“The state was seen as infallible. Now the state has retreated from many areas and lost this protective function, but people still blame it if they have trouble finding jobs or a home, if their pension is too low or if they're unemployed.”
State politicians have regularly promised more than they can deliver in bringing back the imagined good old times, meaning “there's constant disappointment and frustration” with mainstream politics, he added.
This atmosphere allows far-right parties to capitalize on the idea that the state is providing services and support for refugees but not ordinary Germans.
At the moment, that's translating into 19 percent backing for AfD in recent polling.
As the Linke (Left Party) is polling at 21 percent, the CDU and SPD may not win the 50 percent of seats between them needed to keep up their current 'grand coalition'.
That could leave them having to build an unwieldy three-party coalition with the Left or Green parties in the Magdeburg state parliament.
What about national consequences?

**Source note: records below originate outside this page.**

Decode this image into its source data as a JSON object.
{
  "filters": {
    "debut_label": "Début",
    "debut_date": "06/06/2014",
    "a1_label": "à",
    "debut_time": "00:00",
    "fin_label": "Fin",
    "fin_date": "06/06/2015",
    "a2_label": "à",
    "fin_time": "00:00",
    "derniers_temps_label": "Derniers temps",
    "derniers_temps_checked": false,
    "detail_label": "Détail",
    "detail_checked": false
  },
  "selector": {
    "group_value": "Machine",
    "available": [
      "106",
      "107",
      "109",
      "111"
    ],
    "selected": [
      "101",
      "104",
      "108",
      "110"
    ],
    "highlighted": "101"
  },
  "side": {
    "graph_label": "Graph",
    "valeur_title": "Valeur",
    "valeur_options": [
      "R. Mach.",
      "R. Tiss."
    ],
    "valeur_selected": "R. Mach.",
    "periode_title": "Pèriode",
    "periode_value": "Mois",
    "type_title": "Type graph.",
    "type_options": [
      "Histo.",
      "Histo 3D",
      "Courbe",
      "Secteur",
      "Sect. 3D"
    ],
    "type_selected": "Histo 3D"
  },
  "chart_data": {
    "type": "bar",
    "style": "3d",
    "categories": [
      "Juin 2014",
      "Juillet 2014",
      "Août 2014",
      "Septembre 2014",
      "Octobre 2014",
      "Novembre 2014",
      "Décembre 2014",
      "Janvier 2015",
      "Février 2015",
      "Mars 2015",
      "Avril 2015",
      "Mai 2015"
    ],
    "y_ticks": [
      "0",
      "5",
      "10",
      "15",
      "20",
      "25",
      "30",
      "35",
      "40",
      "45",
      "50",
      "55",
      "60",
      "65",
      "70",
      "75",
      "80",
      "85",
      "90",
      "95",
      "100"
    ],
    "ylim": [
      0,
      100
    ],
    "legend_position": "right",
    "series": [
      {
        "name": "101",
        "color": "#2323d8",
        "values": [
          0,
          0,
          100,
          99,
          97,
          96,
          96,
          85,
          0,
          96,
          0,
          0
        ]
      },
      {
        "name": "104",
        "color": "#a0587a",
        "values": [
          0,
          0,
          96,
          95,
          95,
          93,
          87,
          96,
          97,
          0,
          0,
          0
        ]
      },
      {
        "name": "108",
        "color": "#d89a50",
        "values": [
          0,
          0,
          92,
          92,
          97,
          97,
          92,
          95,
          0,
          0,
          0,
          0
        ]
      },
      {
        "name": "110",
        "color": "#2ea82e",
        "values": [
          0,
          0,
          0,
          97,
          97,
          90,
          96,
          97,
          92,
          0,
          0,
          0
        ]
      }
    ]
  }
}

Renzsch argues that while the reservoir of resentment and frustration that fuels the AfD will persist, it's not clear whether the party will survive for very long in its present form.
“They have internal disagreements, some people want to profit personally by winning public office, and in these parties there are often radicalization spirals,” he said. “Whoever shouts the loudest wins, but that can turn away voters”.
AfD spokeswoman Beatrix von Storch caused a stir in January by suggesting police be allowed to fire on refugees at the border. Photo: DPA
For now, prominent politicians such as Bavarian leader Horst Seehofer are “legitimising” the AfD by taking up some of their talking points, Renzsch said.
But if Chancellor Merkel's hoped-for European solution to the refugee crisis finally crystallizes, support for further-right policies may ebb along with the numbers of refugees crossing the border.
In the south-west, meanwhile, Mainz's professor Arzheimer suggests that whatever the result the fallout will be limited.
“A bad result for Wolf or Klöckner would mostly have consequences for the candidates themselves,” he said, “although it would also strengthen criticism of Merkel within the CDU.”
If either of the two were to outdo expectations, “it would be to Merkel's benefit, as neither of the candidates has positioned themselves as a clear alternative to Merkel and neither has yet shown any national political ambition,” Arzheimer said.